LISTEN(2)           Linux Programmer's Manual           LISTEN(2)

NAME
       listen - listen for connections on a socket

SYNOPSIS
       #include <sys/socket.h>

       int listen(int s, int backlog);

DESCRIPTION
       To  accept  connections,  a  socket  is first created with
       socket(2), a willingness to  accept  incoming  connections
       and  a  queue limit for incoming connections are specified
       with listen, and then the connections  are  accepted  with
       accept(2).   The  listen  call  applies only to sockets of
       type SOCK_STREAM or SOCK_SEQPACKET.

       The backlog parameter defines the maximum length the queue
       of  pending  connections  may  grow  to.   If a connection
       request arrives with the queue full the client may receive
       an  error  with  an  indication of ECONNREFUSED or, if the
       underlying protocol supports retransmission,  the  request
       may be ignored so that retries may succeed.
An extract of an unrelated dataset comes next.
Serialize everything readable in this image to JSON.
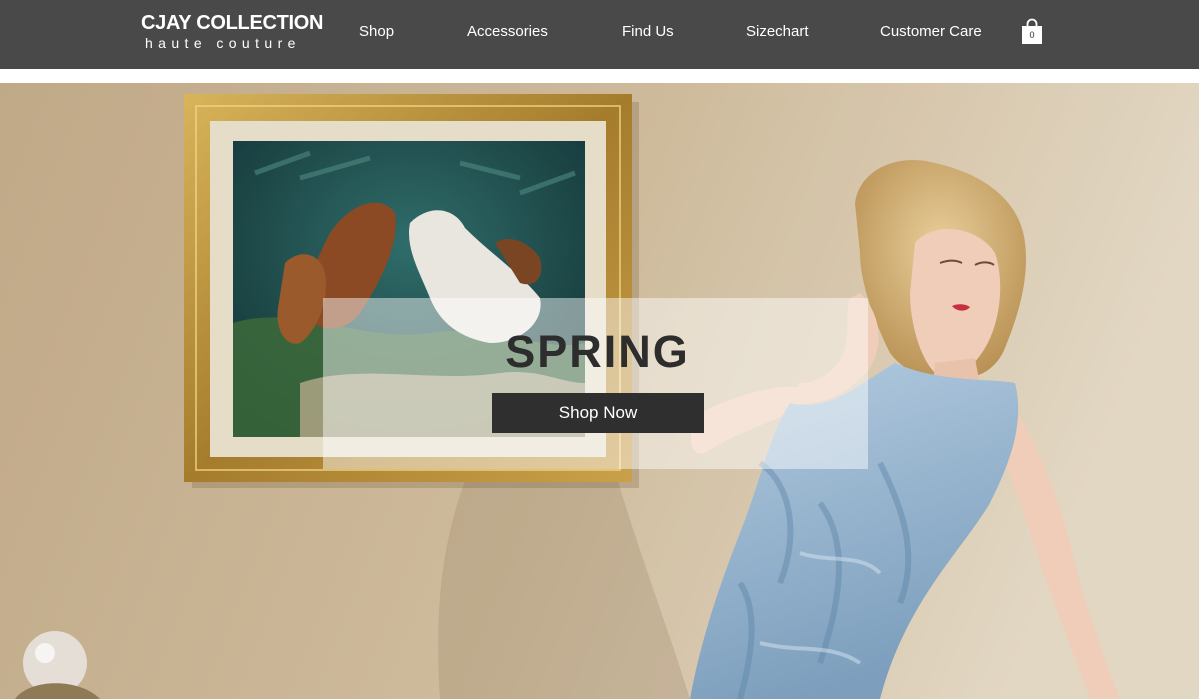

NOTES
       The  behaviour  of  the  backlog  parameter on TCP sockets
       changed with Linux 2.2.  Now it specifies the queue length
       for completely established sockets waiting to be accepted,
       instead of the number of incomplete  connection  requests.
       The maximum length of the queue for incomplete sockets can
       be set using the tcp_max_syn_backlog sysctl;  see  tcp(4).
       When  syncookies  are  enabled there is no logical maximum
       length and this sysctl setting is ignored.

RETURN VALUE
       On success, zero is returned.  On error, -1  is  returned,
       and errno is set appropriately.

ERRORS
       EBADF   The argument s is not a valid descriptor.

       ENOTSOCK
               The argument s is not a socket.

       EOPNOTSUPP
               The socket is not of a type that supports the lis-
               ten operation.

CONFORMING TO
       SVr4, 4.4BSD (the listen function call first  appeared  in
       4.2BSD).

BUGS
       If the socket is of type AF_INET, and the backlog argument
       is greater than the constant SO_MAXCONN (128  in  2.0.23),
       it  is  silently  truncated  to  SO_MAXCONN.  For portable
       applications, don't rely on this value since BSD (and some
       BSD-derived systems) limit the backlog to 5.

SEE ALSO
       accept(2), connect(2), socket(2)

BSD Man Page               23 July 1993                         1